Skip navigation

Students tackle the ‘cult of busy’

New website explores society’s obsession with busyness.


A new website focusing on society’s obsession with busyness has been launched by a group of Canadian students. The site attempts to answer the question, what are you busy for?

The website, Cult of Busy, was created by the 2013 cohort of 3M National Student Fellows. An offshoot of the prestigious 3M National Teaching Fellowships awarded annually by the Society for Teaching and Learning in Higher Education, this program names up to 10 university or college students as fellows for their leadership and involvement in campus life each academic year.

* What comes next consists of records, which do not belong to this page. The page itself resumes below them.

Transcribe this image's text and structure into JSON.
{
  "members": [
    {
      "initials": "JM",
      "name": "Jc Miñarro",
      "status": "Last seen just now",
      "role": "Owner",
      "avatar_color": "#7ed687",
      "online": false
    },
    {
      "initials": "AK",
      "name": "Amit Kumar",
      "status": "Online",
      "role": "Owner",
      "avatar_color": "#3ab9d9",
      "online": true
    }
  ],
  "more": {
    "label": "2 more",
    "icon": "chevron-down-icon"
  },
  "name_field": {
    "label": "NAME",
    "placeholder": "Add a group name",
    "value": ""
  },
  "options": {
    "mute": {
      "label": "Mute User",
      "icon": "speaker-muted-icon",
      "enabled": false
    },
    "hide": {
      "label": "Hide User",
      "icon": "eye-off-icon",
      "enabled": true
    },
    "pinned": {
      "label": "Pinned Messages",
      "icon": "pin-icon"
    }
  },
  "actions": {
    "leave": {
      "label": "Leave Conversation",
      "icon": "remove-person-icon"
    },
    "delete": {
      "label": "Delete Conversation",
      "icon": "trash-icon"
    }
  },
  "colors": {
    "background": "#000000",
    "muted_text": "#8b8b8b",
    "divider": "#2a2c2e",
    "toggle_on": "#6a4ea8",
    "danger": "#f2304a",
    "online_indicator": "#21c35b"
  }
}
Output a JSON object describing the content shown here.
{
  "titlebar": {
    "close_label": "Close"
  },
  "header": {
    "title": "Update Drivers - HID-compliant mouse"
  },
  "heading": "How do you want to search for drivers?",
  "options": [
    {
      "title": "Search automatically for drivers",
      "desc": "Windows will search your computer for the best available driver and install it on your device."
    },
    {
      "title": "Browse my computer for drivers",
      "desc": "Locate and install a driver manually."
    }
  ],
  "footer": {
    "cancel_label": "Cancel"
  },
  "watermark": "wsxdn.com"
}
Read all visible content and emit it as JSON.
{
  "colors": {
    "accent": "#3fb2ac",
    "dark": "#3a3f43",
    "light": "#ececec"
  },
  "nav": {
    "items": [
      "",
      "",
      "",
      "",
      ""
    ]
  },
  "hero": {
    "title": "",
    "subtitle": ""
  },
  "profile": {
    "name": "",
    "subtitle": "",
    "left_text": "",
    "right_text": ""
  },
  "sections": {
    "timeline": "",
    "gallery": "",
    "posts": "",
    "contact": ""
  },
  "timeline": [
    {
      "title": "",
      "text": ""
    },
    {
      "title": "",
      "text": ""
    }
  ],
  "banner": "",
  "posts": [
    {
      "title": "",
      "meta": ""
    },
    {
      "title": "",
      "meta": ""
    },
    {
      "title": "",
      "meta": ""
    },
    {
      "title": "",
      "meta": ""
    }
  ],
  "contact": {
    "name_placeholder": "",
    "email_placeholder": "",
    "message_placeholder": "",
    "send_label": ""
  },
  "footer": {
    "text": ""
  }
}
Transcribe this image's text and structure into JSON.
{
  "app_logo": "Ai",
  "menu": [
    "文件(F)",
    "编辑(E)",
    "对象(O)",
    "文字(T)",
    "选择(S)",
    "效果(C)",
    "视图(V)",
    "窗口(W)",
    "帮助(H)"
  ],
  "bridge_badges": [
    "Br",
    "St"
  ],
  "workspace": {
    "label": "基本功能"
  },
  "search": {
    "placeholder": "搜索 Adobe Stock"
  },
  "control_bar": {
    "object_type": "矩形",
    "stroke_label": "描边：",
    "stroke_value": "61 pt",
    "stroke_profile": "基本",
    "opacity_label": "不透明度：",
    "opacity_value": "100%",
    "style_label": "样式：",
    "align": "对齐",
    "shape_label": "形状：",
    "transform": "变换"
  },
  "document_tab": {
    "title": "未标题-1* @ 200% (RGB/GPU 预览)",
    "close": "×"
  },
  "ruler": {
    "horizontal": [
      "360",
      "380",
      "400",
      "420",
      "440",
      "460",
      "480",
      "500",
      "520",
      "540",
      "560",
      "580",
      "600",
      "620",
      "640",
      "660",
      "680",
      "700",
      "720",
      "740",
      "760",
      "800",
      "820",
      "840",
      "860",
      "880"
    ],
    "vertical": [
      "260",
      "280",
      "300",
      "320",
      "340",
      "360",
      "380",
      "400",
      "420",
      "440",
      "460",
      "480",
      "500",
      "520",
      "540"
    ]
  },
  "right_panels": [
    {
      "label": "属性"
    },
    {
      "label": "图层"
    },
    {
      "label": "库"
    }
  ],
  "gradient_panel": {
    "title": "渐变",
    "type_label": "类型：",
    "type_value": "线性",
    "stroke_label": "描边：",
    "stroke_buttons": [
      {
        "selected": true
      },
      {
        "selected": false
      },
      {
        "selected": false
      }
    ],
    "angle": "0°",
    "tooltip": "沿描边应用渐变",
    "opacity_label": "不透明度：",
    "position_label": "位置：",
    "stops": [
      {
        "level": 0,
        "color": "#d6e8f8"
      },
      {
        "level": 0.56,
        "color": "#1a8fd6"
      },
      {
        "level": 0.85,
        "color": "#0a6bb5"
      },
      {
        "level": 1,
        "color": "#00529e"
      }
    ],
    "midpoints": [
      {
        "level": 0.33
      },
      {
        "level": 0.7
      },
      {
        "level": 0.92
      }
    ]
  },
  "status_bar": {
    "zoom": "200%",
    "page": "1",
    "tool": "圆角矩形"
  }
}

The website features essays from students, professors and industry professionals, with titles such as “When busy bites back,” “Don’t tell me to relax” and “Busy has a way of taking over.”

“We wanted to create a national discussion about what it means to be busy,” says Emerson Csorba, a fourth-year political science student at the University of Alberta and the project’s co-leader. “We basically want people to reflect on busyness and not see it as something that’s necessarily negative or positive … there are multiple facets to it,” he says.

The students came up with the idea prior to the STLHE conference last June, hosted by Cape Breton University. Mr. Csorba says the student fellows had to put together a one-hour presentation and “the idea of busyness resonated with all of us.”

From there, the fellows agreed to create the online project. The website, launched in February with 20 essays, continues to solicit pieces from anyone who wants to contribute. Mr. Csorba says he hopes to get more submissions, particularly from the business sector.

For someone who has launched himself into the study of what it means to be busy, Mr. Csorba says he doesn’t even like the term. “I don’t like it when people say, ‘I’m so busy. I’m so tired.’ I find it unattractive. Honestly, everybody’s busy and has a lot on the go, a lot of concerns, and their own questions and goals,” he says. “But I think there’s tremendous value in working on things that you care about and putting everything you can into them.”

Post a comment
University Affairs moderates all comments according to the following guidelines. If approved, comments generally appear within one business day. We may republish particularly insightful remarks in our print edition or elsewhere.

Your email address will not be published. Required fields are marked *

  1. Will C. van den Hoonaard / March 26, 2014 at 14:36

    This is an excellent initiative and I hope we can all take lessons from this.

    I have a FB group devoted to a related topic, Slow Scholarship;

Click to fill out a quick survey